## MATERIAL SHOWN

○ ○ ○ ○ ○ ○ ○

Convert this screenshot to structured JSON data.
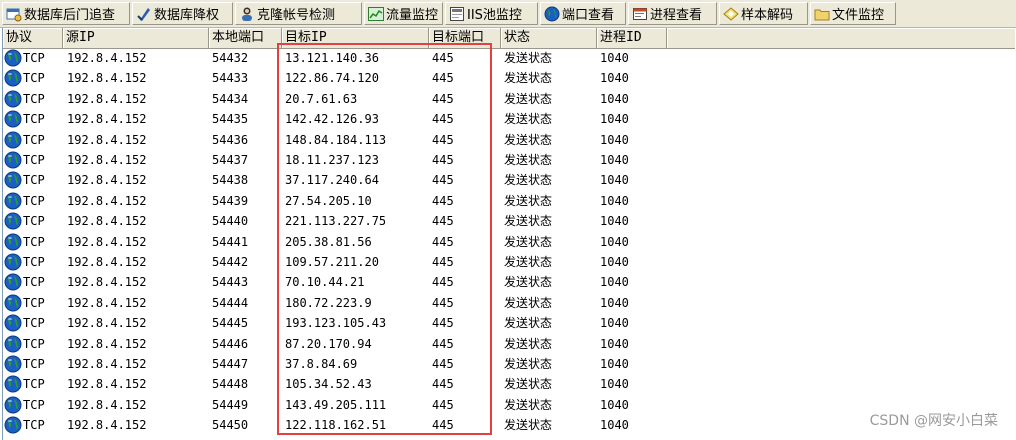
{
  "toolbar": {
    "buttons": [
      {
        "label": "数据库后门追查",
        "icon": "db-backdoor-icon"
      },
      {
        "label": "数据库降权",
        "icon": "db-downgrade-icon"
      },
      {
        "label": "克隆帐号检测",
        "icon": "clone-account-icon"
      },
      {
        "label": "流量监控",
        "icon": "traffic-chart-icon"
      },
      {
        "label": "IIS池监控",
        "icon": "iis-pool-icon"
      },
      {
        "label": "端口查看",
        "icon": "globe-icon"
      },
      {
        "label": "进程查看",
        "icon": "process-window-icon"
      },
      {
        "label": "样本解码",
        "icon": "sample-decode-icon"
      },
      {
        "label": "文件监控",
        "icon": "folder-icon"
      }
    ]
  },
  "table": {
    "headers": [
      "协议",
      "源IP",
      "本地端口",
      "目标IP",
      "目标端口",
      "状态",
      "进程ID"
    ],
    "rows": [
      [
        "TCP",
        "192.8.4.152",
        "54432",
        "13.121.140.36",
        "445",
        "发送状态",
        "1040"
      ],
      [
        "TCP",
        "192.8.4.152",
        "54433",
        "122.86.74.120",
        "445",
        "发送状态",
        "1040"
      ],
      [
        "TCP",
        "192.8.4.152",
        "54434",
        "20.7.61.63",
        "445",
        "发送状态",
        "1040"
      ],
      [
        "TCP",
        "192.8.4.152",
        "54435",
        "142.42.126.93",
        "445",
        "发送状态",
        "1040"
      ],
      [
        "TCP",
        "192.8.4.152",
        "54436",
        "148.84.184.113",
        "445",
        "发送状态",
        "1040"
      ],
      [
        "TCP",
        "192.8.4.152",
        "54437",
        "18.11.237.123",
        "445",
        "发送状态",
        "1040"
      ],
      [
        "TCP",
        "192.8.4.152",
        "54438",
        "37.117.240.64",
        "445",
        "发送状态",
        "1040"
      ],
      [
        "TCP",
        "192.8.4.152",
        "54439",
        "27.54.205.10",
        "445",
        "发送状态",
        "1040"
      ],
      [
        "TCP",
        "192.8.4.152",
        "54440",
        "221.113.227.75",
        "445",
        "发送状态",
        "1040"
      ],
      [
        "TCP",
        "192.8.4.152",
        "54441",
        "205.38.81.56",
        "445",
        "发送状态",
        "1040"
      ],
      [
        "TCP",
        "192.8.4.152",
        "54442",
        "109.57.211.20",
        "445",
        "发送状态",
        "1040"
      ],
      [
        "TCP",
        "192.8.4.152",
        "54443",
        "70.10.44.21",
        "445",
        "发送状态",
        "1040"
      ],
      [
        "TCP",
        "192.8.4.152",
        "54444",
        "180.72.223.9",
        "445",
        "发送状态",
        "1040"
      ],
      [
        "TCP",
        "192.8.4.152",
        "54445",
        "193.123.105.43",
        "445",
        "发送状态",
        "1040"
      ],
      [
        "TCP",
        "192.8.4.152",
        "54446",
        "87.20.170.94",
        "445",
        "发送状态",
        "1040"
      ],
      [
        "TCP",
        "192.8.4.152",
        "54447",
        "37.8.84.69",
        "445",
        "发送状态",
        "1040"
      ],
      [
        "TCP",
        "192.8.4.152",
        "54448",
        "105.34.52.43",
        "445",
        "发送状态",
        "1040"
      ],
      [
        "TCP",
        "192.8.4.152",
        "54449",
        "143.49.205.111",
        "445",
        "发送状态",
        "1040"
      ],
      [
        "TCP",
        "192.8.4.152",
        "54450",
        "122.118.162.51",
        "445",
        "发送状态",
        "1040"
      ]
    ]
  },
  "watermark": "CSDN @网安小白菜",
  "colors": {
    "toolbar_bg": "#ece9d8",
    "highlight_border": "#e34141",
    "globe_blue": "#1a5fc4",
    "globe_green": "#2e9b2e"
  }
}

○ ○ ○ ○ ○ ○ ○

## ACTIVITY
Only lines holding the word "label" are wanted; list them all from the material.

## TASK SOLUTION
        "label": "数据库后门追查",
        "label": "数据库降权",
        "label": "克隆帐号检测",
        "label": "流量监控",
        "label": "IIS池监控",
        "label": "端口查看",
        "label": "进程查看",
        "label": "样本解码",
        "label": "文件监控",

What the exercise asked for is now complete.